Who does your brand reach on a regular basis? For example, imagine you are a company that sells gluten-free, sugar-free brownie mixes. Your audience might consist of people with celiac disease, people who follow a Paleo diet, or people who just want to eat healthier sweets. Knowing who those people are allows you to ask what they want, and how your product solves their problems.

It’s also worth thinking about where your customers are

Perhaps your celiac audience hangs out on Facebook or regularly Googles, looking for new information on gluten-free recipes. Your Paleo audience might be active on Twitter, and might read blogs about diet and exercise hacks. Your sweet tooth who wants to eat better might be a regular YouTube user. Plan your content based on where it will best reach each segment of your audience.

Each audience type enjoys recipes, healthy living tips, and other advice about eating better.

Next, you want to figure out the logistics of your strategy.

What type of content will you produce? Where will it be published? How often will it be published? How will you measure it?

Once you’ve figured out the answers to these questions, it’s time to put your strategy into practice. Publish some content, get your team to share it, and promote it using whatever tactics you think will work best.

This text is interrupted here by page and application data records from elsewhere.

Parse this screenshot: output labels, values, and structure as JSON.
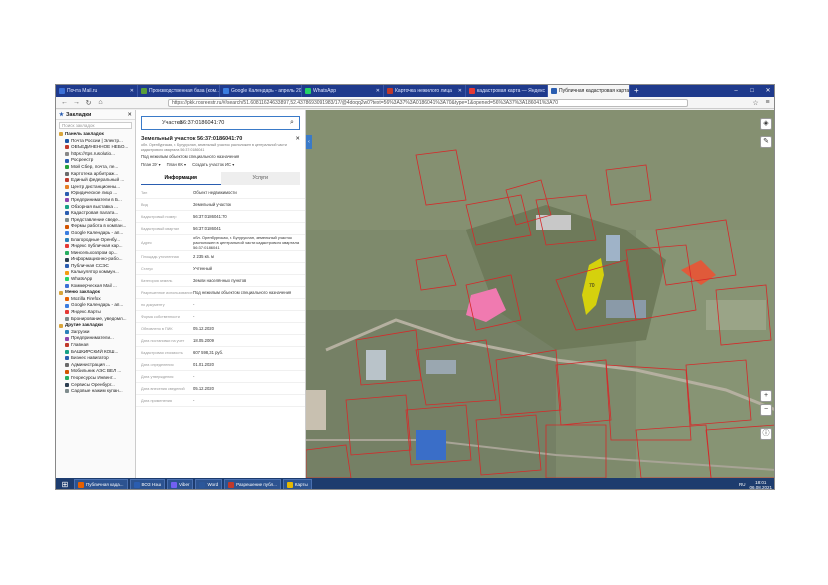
{
  "browser": {
    "tabs": [
      {
        "label": "Почта Mail.ru",
        "color": "#3b6fd6",
        "active": false
      },
      {
        "label": "Производственная база (ком...",
        "color": "#5a9e3a",
        "active": false
      },
      {
        "label": "Google Календарь - апрель 20...",
        "color": "#3b7de0",
        "active": false
      },
      {
        "label": "WhatsApp",
        "color": "#25d366",
        "active": false
      },
      {
        "label": "Карточка нежилого лица",
        "color": "#c0392b",
        "active": false
      },
      {
        "label": "кадастровая карта — Яндекс",
        "color": "#e53935",
        "active": false
      },
      {
        "label": "Публичная кадастровая карта",
        "color": "#2a5db0",
        "active": true
      }
    ],
    "url": "https://pkk.rosreestr.ru/#/search/51.60811624633897,52.4378693091983/17/@4doqq2w0?text=56%3A37%3A0186041%3A70&type=1&opened=56%3A37%3A186041%3A70"
  },
  "bookmarks": {
    "title": "Закладки",
    "search_placeholder": "Поиск закладок",
    "items": [
      {
        "label": "Панель закладок",
        "folder": true,
        "color": "#d9a53a"
      },
      {
        "label": "Почта России | Электр...",
        "color": "#1c57a6"
      },
      {
        "label": "ОБЪЕДИНЕННОЕ НЕБО...",
        "color": "#c0392b"
      },
      {
        "label": "https://rtps.rusolutio...",
        "color": "#888888"
      },
      {
        "label": "Росреестр",
        "color": "#2a5db0"
      },
      {
        "label": "Мой Сбер, почта, пе...",
        "color": "#21a038"
      },
      {
        "label": "Картотека арбитраж...",
        "color": "#6b6b6b"
      },
      {
        "label": "Единый федеральный ...",
        "color": "#c0392b"
      },
      {
        "label": "Центр дистанционны...",
        "color": "#e67e22"
      },
      {
        "label": "Юридическое лицо ...",
        "color": "#2a5db0"
      },
      {
        "label": "Предприниматели в Б...",
        "color": "#8e44ad"
      },
      {
        "label": "Обзорная выставка ...",
        "color": "#16a085"
      },
      {
        "label": "Кадастровая палата...",
        "color": "#2a5db0"
      },
      {
        "label": "Представление сведе...",
        "color": "#7f8c8d"
      },
      {
        "label": "Фермы работа в компан...",
        "color": "#d35400"
      },
      {
        "label": "Google Календарь - ап...",
        "color": "#3b7de0"
      },
      {
        "label": "Благородные Оренбу...",
        "color": "#2980b9"
      },
      {
        "label": "Яндекс публичная кар...",
        "color": "#e53935"
      },
      {
        "label": "Минсельхозпром ор...",
        "color": "#27ae60"
      },
      {
        "label": "Информационно-рабо...",
        "color": "#2c3e50"
      },
      {
        "label": "Публичная ССЭС",
        "color": "#2a5db0"
      },
      {
        "label": "Калькулятор коммун...",
        "color": "#f39c12"
      },
      {
        "label": "WhatsApp",
        "color": "#25d366"
      },
      {
        "label": "Коммерческая Mail ...",
        "color": "#3b6fd6"
      },
      {
        "label": "Меню закладок",
        "folder": true,
        "color": "#d9a53a"
      },
      {
        "label": "Mozilla Firefox",
        "color": "#e66000"
      },
      {
        "label": "Google Календарь - ап...",
        "color": "#3b7de0"
      },
      {
        "label": "Яндекс.Карты",
        "color": "#e53935"
      },
      {
        "label": "Бронирование, уведомл...",
        "color": "#7f8c8d"
      },
      {
        "label": "Другие закладки",
        "folder": true,
        "color": "#d9a53a"
      },
      {
        "label": "Загрузки",
        "color": "#2980b9"
      },
      {
        "label": "Предприниматели...",
        "color": "#8e44ad"
      },
      {
        "label": "Главная",
        "color": "#c0392b"
      },
      {
        "label": "БАШКИРСКИЙ КОШ...",
        "color": "#16a085"
      },
      {
        "label": "Бизнес навигатор",
        "color": "#2a5db0"
      },
      {
        "label": "Администрация ...",
        "color": "#6b6b6b"
      },
      {
        "label": "Мобильник АЭС ВЕЛ ...",
        "color": "#d35400"
      },
      {
        "label": "Георесурсы Инвент...",
        "color": "#27ae60"
      },
      {
        "label": "Сервисы Оренбург...",
        "color": "#2c3e50"
      },
      {
        "label": "Садовые нажим купан...",
        "color": "#7f8c8d"
      }
    ]
  },
  "card": {
    "search_type": "Участки",
    "search_value": "56:37:0186041:70",
    "title": "Земельный участок 56:37:0186041:70",
    "subtitle": "обл. Оренбургская, г. Бугуруслан, земельный участок расположен в центральной части кадастрового квартала 56:37:0186041",
    "note": "Под нежилым объектом специального назначения",
    "tools": [
      "План ЗУ",
      "План КК",
      "Создать участок ИС"
    ],
    "tab_info": "Информация",
    "tab_services": "Услуги",
    "rows": [
      {
        "k": "Тип",
        "v": "Объект недвижимости"
      },
      {
        "k": "Вид",
        "v": "Земельный участок"
      },
      {
        "k": "Кадастровый номер",
        "v": "56:37:0186041:70"
      },
      {
        "k": "Кадастровый квартал",
        "v": "56:37:0186041"
      },
      {
        "k": "Адрес",
        "v": "обл. Оренбургская, г. Бугуруслан, земельный участок расположен в центральной части кадастрового квартала 56:37:0186041"
      },
      {
        "k": "Площадь уточненная",
        "v": "2 235 кв. м"
      },
      {
        "k": "Статус",
        "v": "Учтенный"
      },
      {
        "k": "Категория земель",
        "v": "Земли населённых пунктов"
      },
      {
        "k": "Разрешенное использование",
        "v": "Под нежилым объектом специального назначения"
      },
      {
        "k": "по документу",
        "v": "-"
      },
      {
        "k": "Форма собственности",
        "v": "-"
      },
      {
        "k": "Обновлено в ПИК",
        "v": "05.12.2020"
      },
      {
        "k": "Дата постановки на учет",
        "v": "18.05.2009"
      },
      {
        "k": "Кадастровая стоимость",
        "v": "607 598,31 руб."
      },
      {
        "k": "Дата определения",
        "v": "01.01.2020"
      },
      {
        "k": "Дата утверждения",
        "v": "-"
      },
      {
        "k": "Дата внесения сведений",
        "v": "05.12.2020"
      },
      {
        "k": "Дата применения",
        "v": "-"
      }
    ]
  },
  "map": {
    "plot_label": "70",
    "parcel_color": "#e8e000",
    "boundary_color": "#d42a2a",
    "building_color": "#f07ab0"
  },
  "taskbar": {
    "items": [
      {
        "label": "Публичная када...",
        "color": "#e66000"
      },
      {
        "label": "ВОЗ Нэш",
        "color": "#2a5db0"
      },
      {
        "label": "Viber",
        "color": "#7360f2"
      },
      {
        "label": "Word",
        "color": "#2b579a"
      },
      {
        "label": "Разрешение публ...",
        "color": "#c0392b"
      },
      {
        "label": "Карты",
        "color": "#e6b800"
      }
    ],
    "lang": "RU",
    "time": "18:01",
    "date": "06.08.2021"
  }
}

You’re not finished yet, though! Now it’s time to measure. See if you need to revisit certain aspects of your strategy to achieve the goals you set at the beginning. A digital content marketing strategy is a living thing. It will change and evolve as your brand changes and evolves.